**Work to be completed**
Copy out each line of the data below in which "kind" appears.

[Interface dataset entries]

<<<<

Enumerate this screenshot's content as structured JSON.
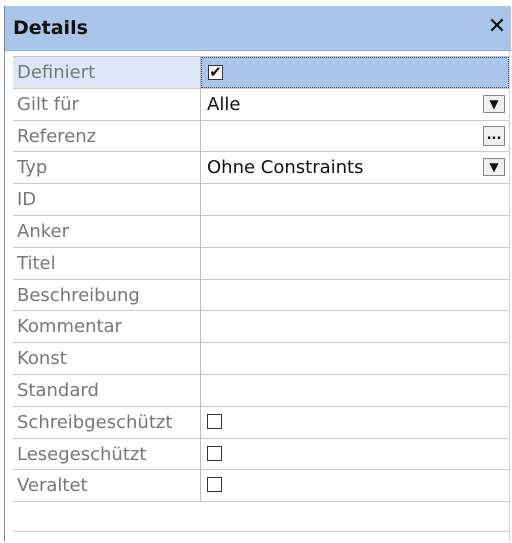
{
  "panel": {
    "title": "Details",
    "close_glyph": "✕"
  },
  "rows": [
    {
      "label": "Definiert",
      "type": "checkbox",
      "checked": true
    },
    {
      "label": "Gilt für",
      "type": "dropdown",
      "value": "Alle"
    },
    {
      "label": "Referenz",
      "type": "ellipsis",
      "value": ""
    },
    {
      "label": "Typ",
      "type": "dropdown",
      "value": "Ohne Constraints"
    },
    {
      "label": "ID",
      "type": "text",
      "value": ""
    },
    {
      "label": "Anker",
      "type": "text",
      "value": ""
    },
    {
      "label": "Titel",
      "type": "text",
      "value": ""
    },
    {
      "label": "Beschreibung",
      "type": "text",
      "value": ""
    },
    {
      "label": "Kommentar",
      "type": "text",
      "value": ""
    },
    {
      "label": "Konst",
      "type": "text",
      "value": ""
    },
    {
      "label": "Standard",
      "type": "text",
      "value": ""
    },
    {
      "label": "Schreibgeschützt",
      "type": "checkbox",
      "checked": false
    },
    {
      "label": "Lesegeschützt",
      "type": "checkbox",
      "checked": false
    },
    {
      "label": "Veraltet",
      "type": "checkbox",
      "checked": false
    }
  ],
  "icons": {
    "dropdown": "▼",
    "ellipsis": "...",
    "check": "✔"
  },
  "colors": {
    "titlebar": "#a9c5ea",
    "selected_value": "#a9c5ea"
  }
}
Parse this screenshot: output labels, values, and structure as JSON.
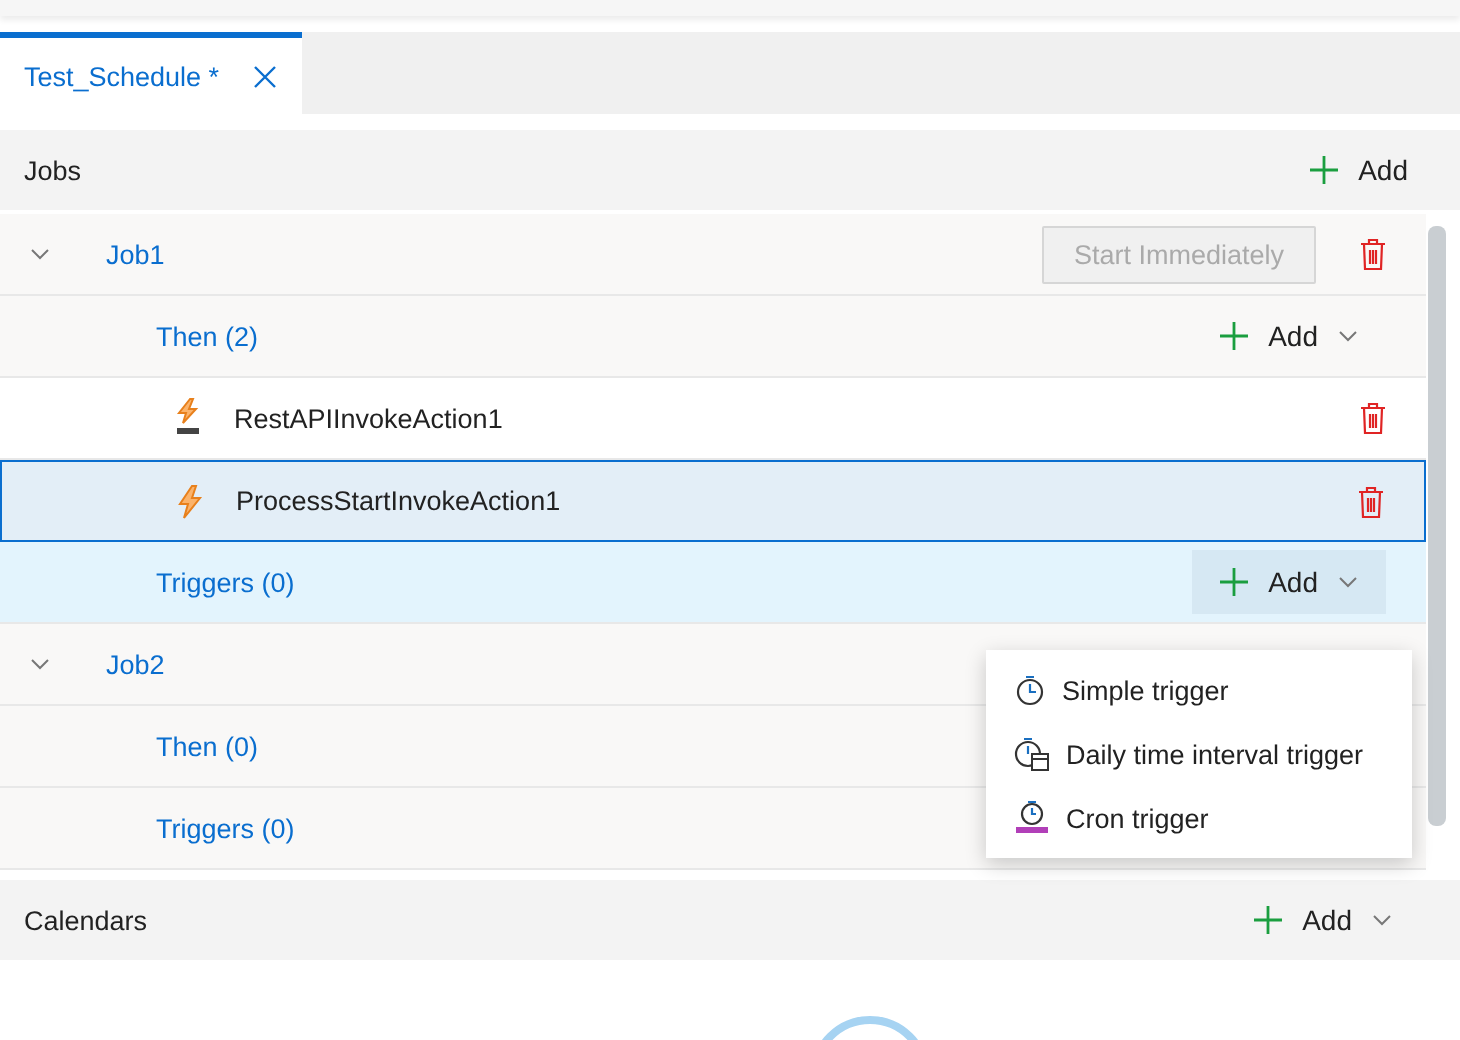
{
  "tab": {
    "label": "Test_Schedule *",
    "selected": true
  },
  "jobs": {
    "title": "Jobs",
    "add_label": "Add",
    "items": [
      {
        "name": "Job1",
        "expanded": true,
        "start_button": {
          "label": "Start Immediately",
          "disabled": true
        },
        "then": {
          "label": "Then (2)",
          "add_label": "Add",
          "actions": [
            {
              "name": "RestAPIInvokeAction1",
              "kind": "rest",
              "selected": false
            },
            {
              "name": "ProcessStartInvokeAction1",
              "kind": "process",
              "selected": true
            }
          ]
        },
        "triggers": {
          "label": "Triggers (0)",
          "add_label": "Add",
          "highlighted": true
        }
      },
      {
        "name": "Job2",
        "expanded": true,
        "then": {
          "label": "Then (0)"
        },
        "triggers": {
          "label": "Triggers (0)",
          "highlighted": false
        }
      }
    ]
  },
  "menu": {
    "items": [
      {
        "label": "Simple trigger",
        "kind": "simple"
      },
      {
        "label": "Daily time interval trigger",
        "kind": "daily"
      },
      {
        "label": "Cron trigger",
        "kind": "cron"
      }
    ]
  },
  "calendars": {
    "title": "Calendars",
    "add_label": "Add"
  }
}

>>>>

**Exercise answer**
              "kind": "rest",
              "kind": "process",
        "kind": "simple"
        "kind": "daily"
        "kind": "cron"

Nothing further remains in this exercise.